- _What to produce_:
If a line holds the word "metric", copy it from the entries.

(Collected data)
★ ★ ★ ★ ★ ★ ★

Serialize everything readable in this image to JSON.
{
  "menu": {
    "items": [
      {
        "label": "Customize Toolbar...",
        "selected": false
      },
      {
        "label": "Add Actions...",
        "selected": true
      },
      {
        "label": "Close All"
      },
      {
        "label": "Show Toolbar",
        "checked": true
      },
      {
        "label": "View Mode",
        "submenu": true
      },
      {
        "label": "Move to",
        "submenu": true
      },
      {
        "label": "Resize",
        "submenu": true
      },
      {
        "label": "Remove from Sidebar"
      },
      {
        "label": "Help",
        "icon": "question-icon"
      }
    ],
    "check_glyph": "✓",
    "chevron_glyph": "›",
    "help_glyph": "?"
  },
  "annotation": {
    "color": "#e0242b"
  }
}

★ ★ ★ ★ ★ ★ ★

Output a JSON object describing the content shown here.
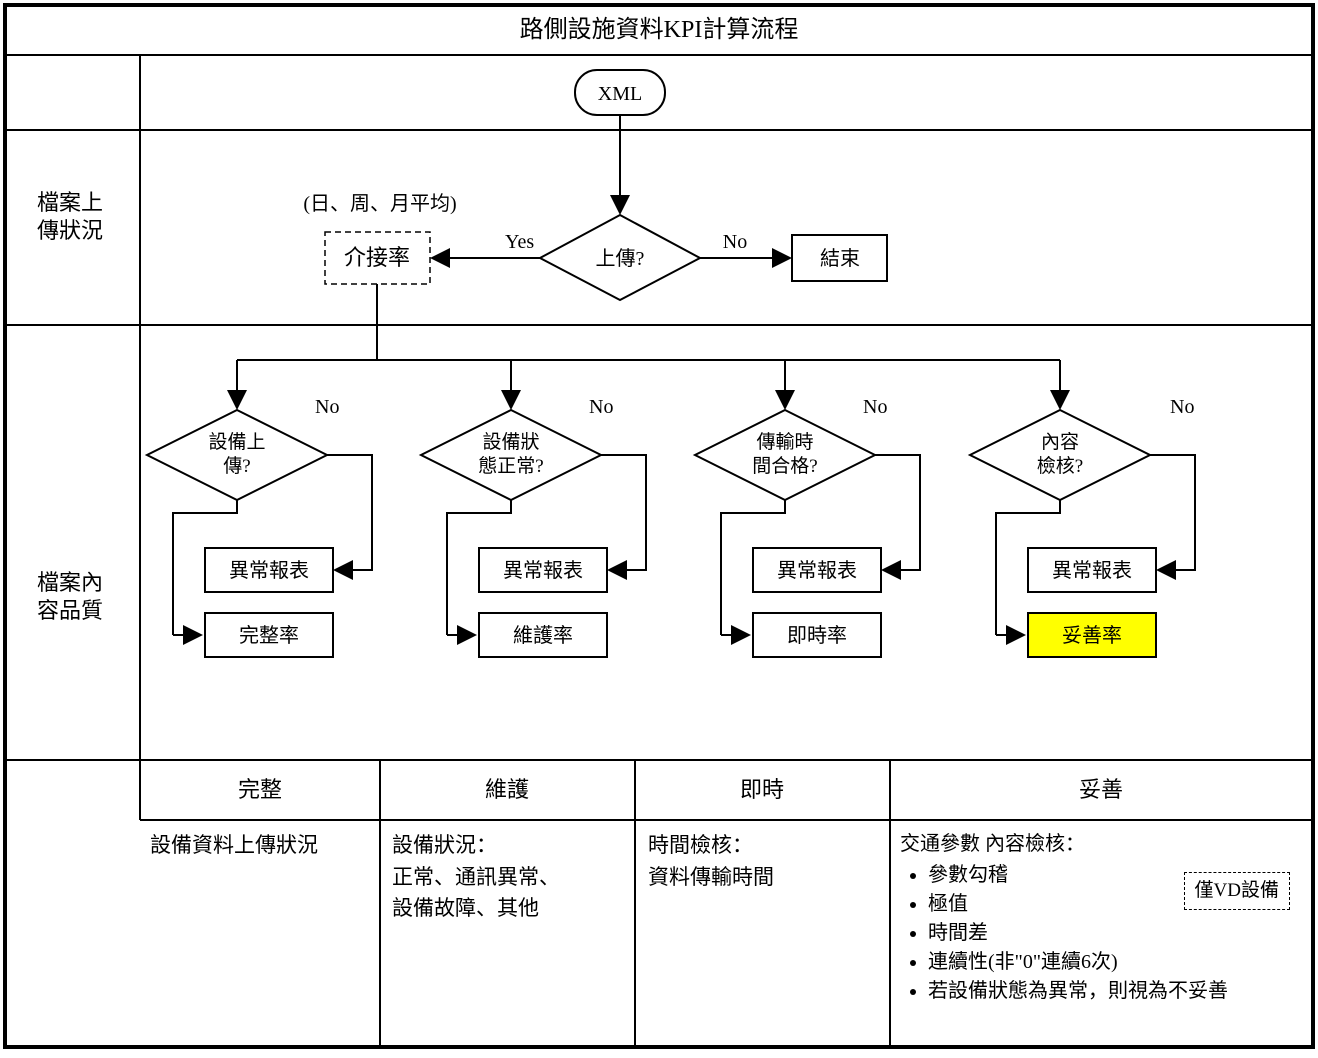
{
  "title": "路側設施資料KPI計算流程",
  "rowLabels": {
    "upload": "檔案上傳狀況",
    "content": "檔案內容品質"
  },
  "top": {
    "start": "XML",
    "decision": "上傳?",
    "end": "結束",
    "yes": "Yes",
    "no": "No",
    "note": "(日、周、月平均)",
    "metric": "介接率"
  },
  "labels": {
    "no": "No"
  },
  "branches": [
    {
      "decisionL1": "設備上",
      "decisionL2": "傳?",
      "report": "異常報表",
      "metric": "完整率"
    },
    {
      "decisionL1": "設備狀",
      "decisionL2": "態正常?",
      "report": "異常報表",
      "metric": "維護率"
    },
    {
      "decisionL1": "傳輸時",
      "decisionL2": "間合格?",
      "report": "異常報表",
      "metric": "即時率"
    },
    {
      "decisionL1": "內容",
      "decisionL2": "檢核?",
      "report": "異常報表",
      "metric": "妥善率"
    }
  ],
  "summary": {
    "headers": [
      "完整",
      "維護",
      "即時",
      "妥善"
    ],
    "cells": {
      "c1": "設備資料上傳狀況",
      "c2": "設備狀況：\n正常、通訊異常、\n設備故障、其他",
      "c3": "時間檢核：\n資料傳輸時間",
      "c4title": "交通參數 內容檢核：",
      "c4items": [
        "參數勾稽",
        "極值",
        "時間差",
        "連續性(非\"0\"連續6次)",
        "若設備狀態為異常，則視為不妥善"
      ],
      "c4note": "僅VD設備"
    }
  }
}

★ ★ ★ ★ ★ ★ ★

- _Solution for this task_:
    "metric": "介接率"
      "metric": "完整率"
      "metric": "維護率"
      "metric": "即時率"
      "metric": "妥善率"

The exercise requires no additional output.